↓↓↓

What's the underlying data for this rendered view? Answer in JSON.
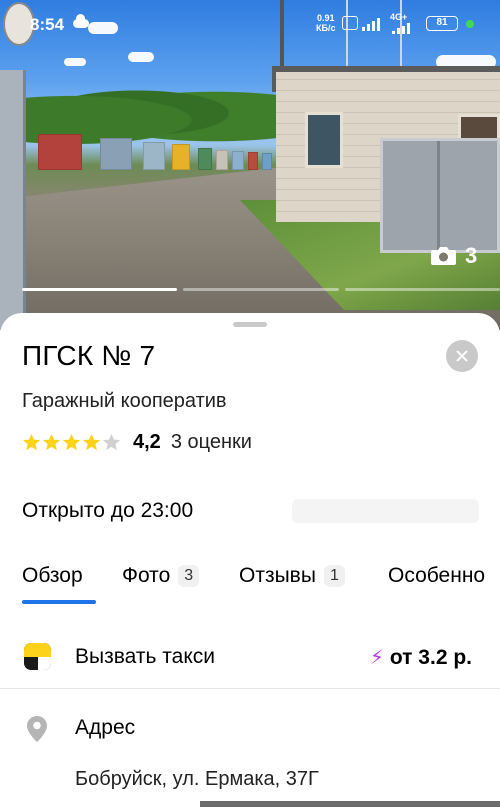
{
  "status_bar": {
    "time": "8:54",
    "net_speed_value": "0.91",
    "net_speed_unit": "КБ/с",
    "badge_1": "VoLTE",
    "lte": "4G+",
    "battery": "81",
    "weather_icon": "cloud-icon"
  },
  "photo": {
    "count": "3",
    "camera_icon": "camera-icon",
    "gallery_progress": {
      "active_index": 0,
      "total": 3
    }
  },
  "place": {
    "title": "ПГСК № 7",
    "category": "Гаражный кооператив",
    "rating_value": "4,2",
    "rating_stars": 4.2,
    "reviews_link": "3 оценки",
    "hours": "Открыто до 23:00"
  },
  "tabs": [
    {
      "label": "Обзор",
      "count": ""
    },
    {
      "label": "Фото",
      "count": "3"
    },
    {
      "label": "Отзывы",
      "count": "1"
    },
    {
      "label": "Особенно",
      "count": ""
    }
  ],
  "taxi": {
    "label": "Вызвать такси",
    "price": "от 3.2 р."
  },
  "address": {
    "label": "Адрес",
    "value": "Бобруйск, ул. Ермака, 37Г"
  },
  "colors": {
    "accent_blue": "#1e73e8",
    "star_yellow": "#fdd21b",
    "star_grey": "#d0d0d0",
    "taxi_yellow": "#fdd21b",
    "bolt_purple": "#b83be6"
  }
}
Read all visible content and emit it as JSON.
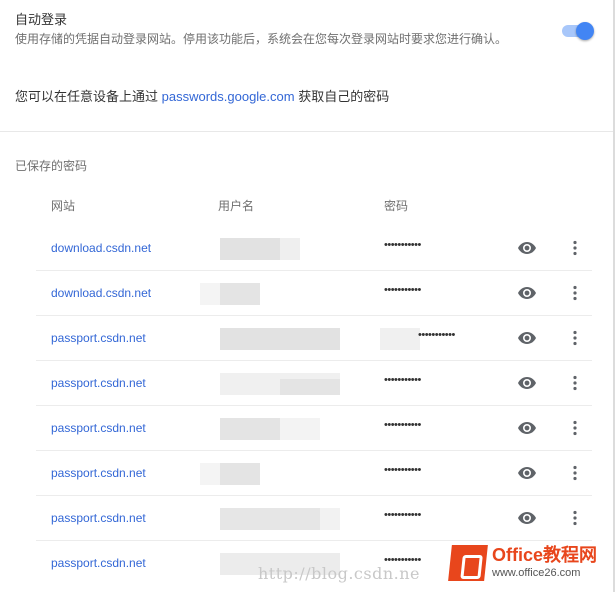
{
  "autologin": {
    "title": "自动登录",
    "description": "使用存储的凭据自动登录网站。停用该功能后，系统会在您每次登录网站时要求您进行确认。",
    "enabled": true
  },
  "hint": {
    "prefix": "您可以在任意设备上通过 ",
    "link": "passwords.google.com",
    "suffix": " 获取自己的密码"
  },
  "saved": {
    "title": "已保存的密码",
    "headers": {
      "site": "网站",
      "username": "用户名",
      "password": "密码"
    },
    "rows": [
      {
        "site": "download.csdn.net",
        "password": "•••••••••••"
      },
      {
        "site": "download.csdn.net",
        "password": "•••••••••••"
      },
      {
        "site": "passport.csdn.net",
        "password": "•••••••••••"
      },
      {
        "site": "passport.csdn.net",
        "password": "•••••••••••"
      },
      {
        "site": "passport.csdn.net",
        "password": "•••••••••••"
      },
      {
        "site": "passport.csdn.net",
        "password": "•••••••••••"
      },
      {
        "site": "passport.csdn.net",
        "password": "•••••••••••"
      },
      {
        "site": "passport.csdn.net",
        "password": "•••••••••••"
      }
    ]
  },
  "icons": {
    "eye": "eye-icon",
    "more": "more-vertical-icon"
  },
  "colors": {
    "accent": "#4285f4",
    "link": "#3367d6",
    "logo": "#e8461c"
  },
  "watermark": {
    "url": "http://blog.csdn.ne",
    "logo_brand_a": "Office",
    "logo_brand_b": "教程网",
    "logo_url": "www.office26.com"
  }
}
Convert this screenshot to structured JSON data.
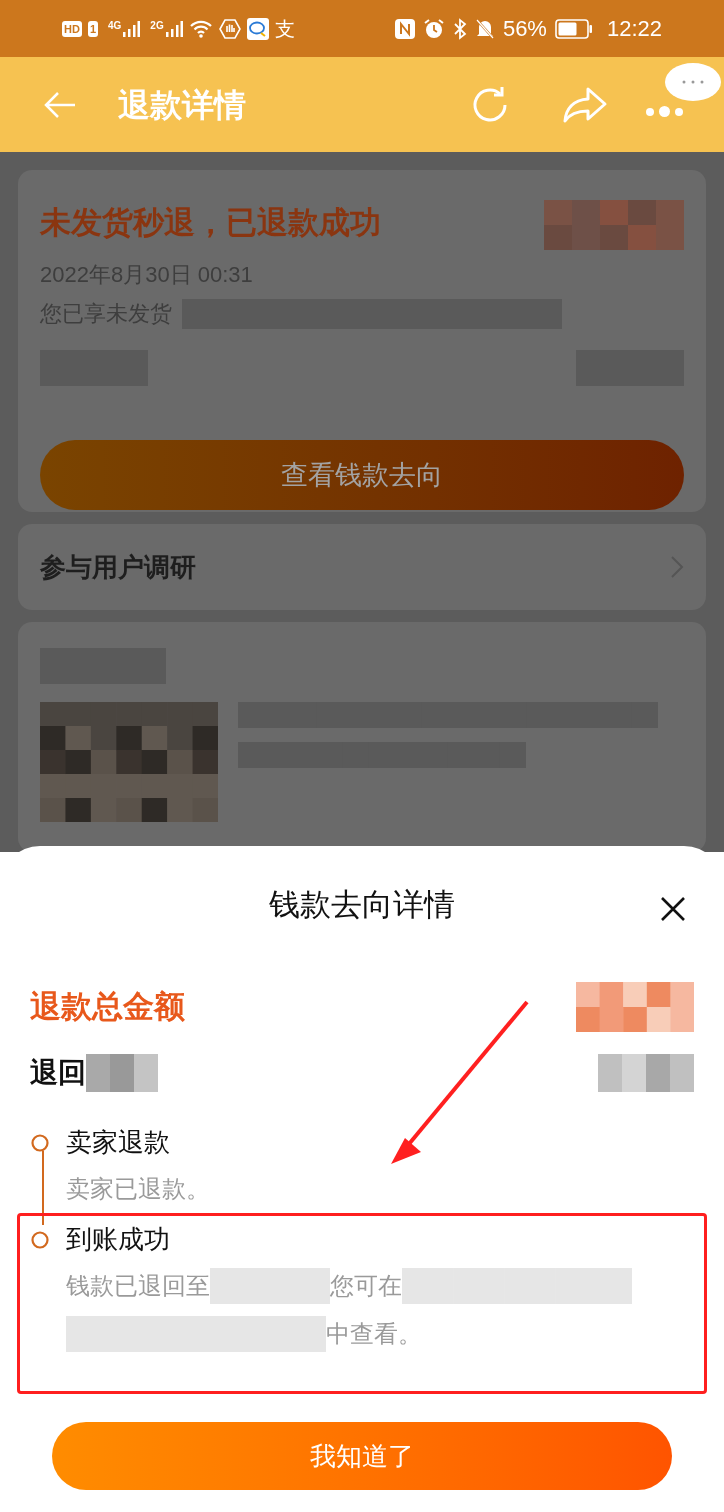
{
  "status_bar": {
    "badges": [
      "HD",
      "1"
    ],
    "signals": [
      "4G",
      "2G"
    ],
    "app_glyph": "支",
    "battery": "56%",
    "time": "12:22"
  },
  "header": {
    "title": "退款详情"
  },
  "background_page": {
    "status_card": {
      "title": "未发货秒退，已退款成功",
      "date": "2022年8月30日 00:31",
      "note": "您已享未发货",
      "button": "查看钱款去向"
    },
    "survey": {
      "label": "参与用户调研"
    }
  },
  "sheet": {
    "title": "钱款去向详情",
    "total_label": "退款总金额",
    "returned_label": "退回",
    "steps": [
      {
        "title": "卖家退款",
        "highlighted": false,
        "lines": [
          [
            {
              "kind": "text",
              "text": "卖家已退款。"
            }
          ]
        ]
      },
      {
        "title": "到账成功",
        "highlighted": true,
        "lines": [
          [
            {
              "kind": "text",
              "text": "钱款已退回至"
            },
            {
              "kind": "redacted"
            },
            {
              "kind": "text",
              "text": "您可在"
            },
            {
              "kind": "redacted"
            }
          ],
          [
            {
              "kind": "redacted"
            },
            {
              "kind": "text",
              "text": "中查看。"
            }
          ]
        ]
      }
    ],
    "button": "我知道了"
  }
}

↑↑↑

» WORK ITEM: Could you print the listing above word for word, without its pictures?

» TASK RESPONSE:
What's the underlying data for this rendered view? Answer in JSON.
{
  "status_bar": {
    "time": "8:54",
    "net_speed_value": "0.91",
    "net_speed_unit": "КБ/с",
    "badge_1": "VoLTE",
    "lte": "4G+",
    "battery": "81",
    "weather_icon": "cloud-icon"
  },
  "photo": {
    "count": "3",
    "camera_icon": "camera-icon",
    "gallery_progress": {
      "active_index": 0,
      "total": 3
    }
  },
  "place": {
    "title": "ПГСК № 7",
    "category": "Гаражный кооператив",
    "rating_value": "4,2",
    "rating_stars": 4.2,
    "reviews_link": "3 оценки",
    "hours": "Открыто до 23:00"
  },
  "tabs": [
    {
      "label": "Обзор",
      "count": ""
    },
    {
      "label": "Фото",
      "count": "3"
    },
    {
      "label": "Отзывы",
      "count": "1"
    },
    {
      "label": "Особенно",
      "count": ""
    }
  ],
  "taxi": {
    "label": "Вызвать такси",
    "price": "от 3.2 р."
  },
  "address": {
    "label": "Адрес",
    "value": "Бобруйск, ул. Ермака, 37Г"
  },
  "colors": {
    "accent_blue": "#1e73e8",
    "star_yellow": "#fdd21b",
    "star_grey": "#d0d0d0",
    "taxi_yellow": "#fdd21b",
    "bolt_purple": "#b83be6"
  }
}
Read all visible content and emit it as JSON.
{
  "autologin": {
    "title": "自动登录",
    "description": "使用存储的凭据自动登录网站。停用该功能后，系统会在您每次登录网站时要求您进行确认。",
    "enabled": true
  },
  "hint": {
    "prefix": "您可以在任意设备上通过 ",
    "link": "passwords.google.com",
    "suffix": " 获取自己的密码"
  },
  "saved": {
    "title": "已保存的密码",
    "headers": {
      "site": "网站",
      "username": "用户名",
      "password": "密码"
    },
    "rows": [
      {
        "site": "download.csdn.net",
        "password": "•••••••••••"
      },
      {
        "site": "download.csdn.net",
        "password": "•••••••••••"
      },
      {
        "site": "passport.csdn.net",
        "password": "•••••••••••"
      },
      {
        "site": "passport.csdn.net",
        "password": "•••••••••••"
      },
      {
        "site": "passport.csdn.net",
        "password": "•••••••••••"
      },
      {
        "site": "passport.csdn.net",
        "password": "•••••••••••"
      },
      {
        "site": "passport.csdn.net",
        "password": "•••••••••••"
      },
      {
        "site": "passport.csdn.net",
        "password": "•••••••••••"
      }
    ]
  },
  "icons": {
    "eye": "eye-icon",
    "more": "more-vertical-icon"
  },
  "colors": {
    "accent": "#4285f4",
    "link": "#3367d6",
    "logo": "#e8461c"
  },
  "watermark": {
    "url": "http://blog.csdn.ne",
    "logo_brand_a": "Office",
    "logo_brand_b": "教程网",
    "logo_url": "www.office26.com"
  }
}
Convert this screenshot to structured JSON data.
{
  "status_bar": {
    "badges": [
      "HD",
      "1"
    ],
    "signals": [
      "4G",
      "2G"
    ],
    "app_glyph": "支",
    "battery": "56%",
    "time": "12:22"
  },
  "header": {
    "title": "退款详情"
  },
  "background_page": {
    "status_card": {
      "title": "未发货秒退，已退款成功",
      "date": "2022年8月30日 00:31",
      "note": "您已享未发货",
      "button": "查看钱款去向"
    },
    "survey": {
      "label": "参与用户调研"
    }
  },
  "sheet": {
    "title": "钱款去向详情",
    "total_label": "退款总金额",
    "returned_label": "退回",
    "steps": [
      {
        "title": "卖家退款",
        "highlighted": false,
        "lines": [
          [
            {
              "kind": "text",
              "text": "卖家已退款。"
            }
          ]
        ]
      },
      {
        "title": "到账成功",
        "highlighted": true,
        "lines": [
          [
            {
              "kind": "text",
              "text": "钱款已退回至"
            },
            {
              "kind": "redacted"
            },
            {
              "kind": "text",
              "text": "您可在"
            },
            {
              "kind": "redacted"
            }
          ],
          [
            {
              "kind": "redacted"
            },
            {
              "kind": "text",
              "text": "中查看。"
            }
          ]
        ]
      }
    ],
    "button": "我知道了"
  }
}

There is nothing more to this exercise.